I  assumed I would use these gift tomatoes in a kitchen sink salad or broil them on a tuna melt. But suddenly it was 4:00 and my “what’s for dinner?” panic started creeping in.

I had the ingredients for my super easy, universally-accepted standby: spaghetti and meatballs. I had everything I needed: the frozen veggie meatballs (the Dominex eggplant ones are our favorite), a box of noodles and a jar of Newman’s Own Roasted Garlic Marinara. But then I saw the tomatoes. I turned to my guru Mark Bittman’s cookbook “How to Cook Everything: The Basics” (the same place I got this granola recipe).

Bittman is pretty much a “real food” kind of guy, so I was surprised (and secretly pleased) that his recipe calls for canned tomatoes. He includes a variation for fresh tomatoes, but he doesn’t lead with it. I only had about half the amount of fresh tomatoes that recipe would call for, so I used three Romas and one 14.5 oz can of diced. I also used a variation Bittman offered for “Spicy Tomato Sauce,” which you may know as “arrabbiata.” (I’m using that version here).

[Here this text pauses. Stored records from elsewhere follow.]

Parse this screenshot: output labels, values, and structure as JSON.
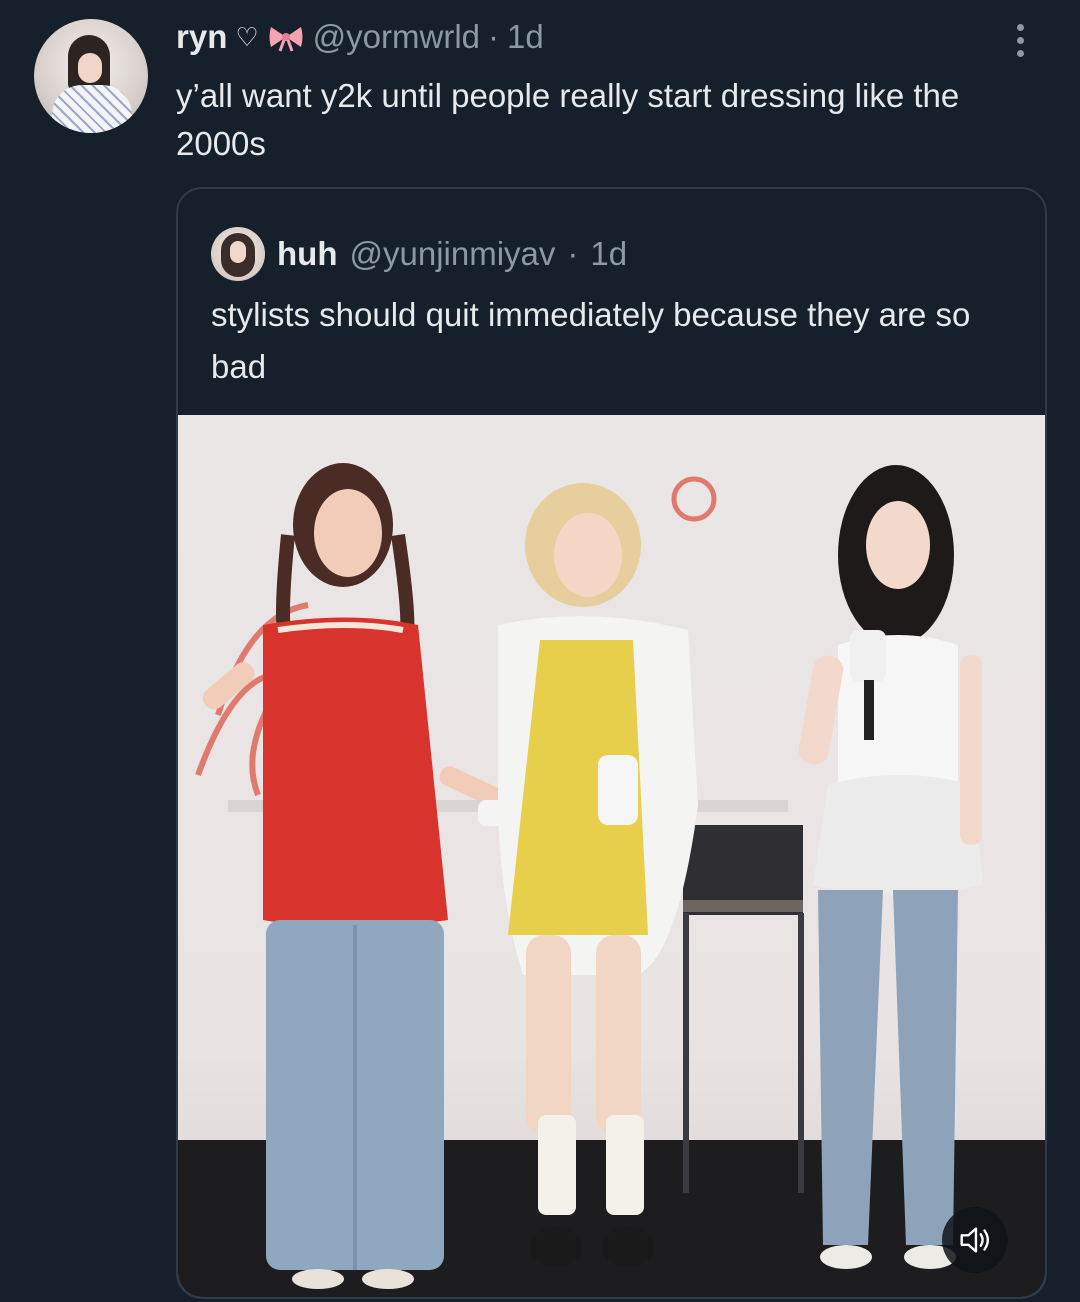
{
  "tweet": {
    "author_name": "ryn",
    "handle": "@yormwrld",
    "separator": "·",
    "time": "1d",
    "text": "y’all want y2k until people really start dressing like the 2000s"
  },
  "quoted_tweet": {
    "author_name": "huh",
    "handle": "@yunjinmiyav",
    "separator": "·",
    "time": "1d",
    "text": "stylists should quit immediately because they are so bad"
  },
  "icons": {
    "author_badges": [
      "heart-outline-icon",
      "bow-icon"
    ],
    "more": "more-vertical-icon",
    "media_control": "volume-icon"
  },
  "colors": {
    "background": "#16202b",
    "primary_text": "#e7e9ea",
    "secondary_text": "#8b98a5",
    "border": "#2f3b47"
  }
}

Pasta with Spicy Tomato Saucetomato sauce



3 tablespoons olive oil, or more as needed

1 tablespoon chopped garlic

Pinch of crushed red pepper (I used 1/8 teaspoon, so as not to repeat this mistake.)

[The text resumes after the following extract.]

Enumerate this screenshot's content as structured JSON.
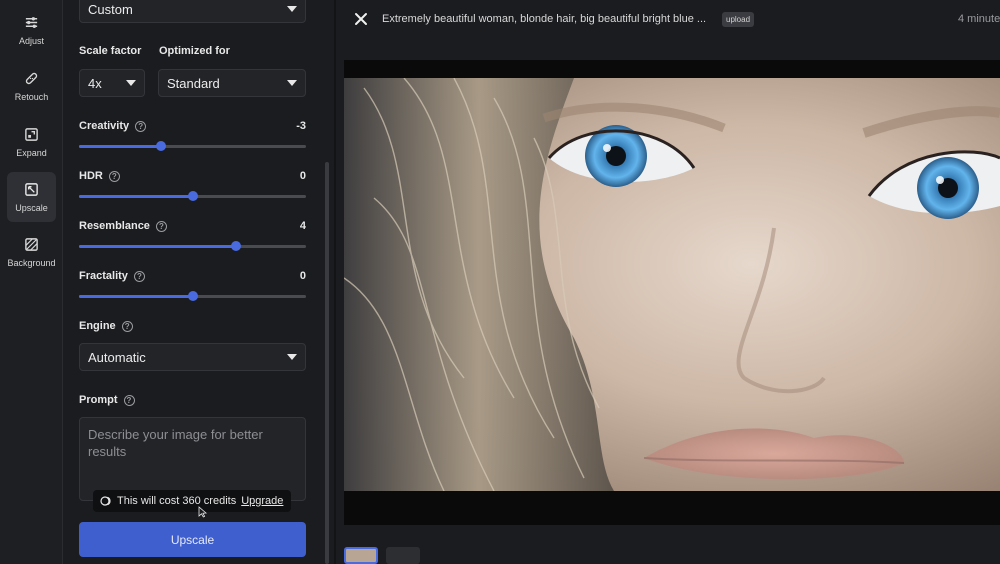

One 28-ounce can diced tomatoes, including the juice (I used about 1 pound roma tomatoes, cored, and 14.5 ounces diced.)

Freshly ground black pepper

1 pound any dried pasta

1/2 cup freshly grated Parmesan cheese, plus more for serving

1/2 c. chopped fresh basil leaves for garnish, optional


1. Cook the pasta, reserving 1 cup of cooking water.

2.  Put the oil in a large skillet over medium-high heat. When it’s hot, add the garlic. Cook, stirring, until the garlic is brown – deeply colored, but not burned. Then turn off the heat for a minute, add the tomatoes.

3. Adjust the heat so the sauce bubbles enthusiastically and cook, stirring occasionally, until the tomatoes break down and the mixture begins to thicken and appear more uniform in texture, 10 to 15 minutes. (Add meatballs here, too, if you’re including them.) Taste, adjust the seasoning, and adjust the heat so the sauce stays hot but doesn’t boil.

3. Add the pasta and a splash of cooking water to the sauce in the skillet and coat, adding a little more oil (I did) or cooking water if necessary to create a slightly creamy sauce. Taste and adjust the seasoning and add more if you’d like; then toss with the cheese and the basil if you’re using it (I didn’t). Serves 4.

I was excited to try this recipe; I had the ingredients, it looked fast and easy. My excitement waned as Pat walked into the kitchen. I think I actually saw the words “tomato alert!” flash in his eyes as he glanced at the pan.

“Whatcha makin’?” he said in the same pseudo-casual cheerful voice he uses to compliment an obviously bad haircut.

“Spaghetti and meatballs.”

“With…um…are those….?”

At this point, Noah walked up to the stove. “Oh no, toomaaatoeees!” he whined. I glared at Pat.

“Yes, I’m making sauce from scratch. But it will be like a sauce. You will like it. Everyone will like it.

Pat still looked suspicious as I spooned the finished sauce into the bowl. I applied a heavy dusting of Parmesan cheese to each bowl to disguise the obvious chunks of tomatoes mixed in with the noodles.

“I’m going to need you to be a leader on this,” I said to Pat, raising my eyebrows and holding his gaze as I walked from the stove to the table.

And then…everyone liked it. Really, they did! And as a bonus, because the sauce was less, well, saucy, Rory’s face, clothes and hair weren’t coated in it by the end of the meal. Sure, there was still a rug of noodles under his chair. But that’s just another day in motherhood.

rory spaghetti

Yes, Rory dumped the spaghetti all over the table, but it’s because he wanted to wear the bowl as a hat, not because he didn’t like the recipe.

So, this was a revelation to me, but tell me: do you make your own tomato sauce? Is using tomatoes from a can heresy? Is EATING tomatoes heresy?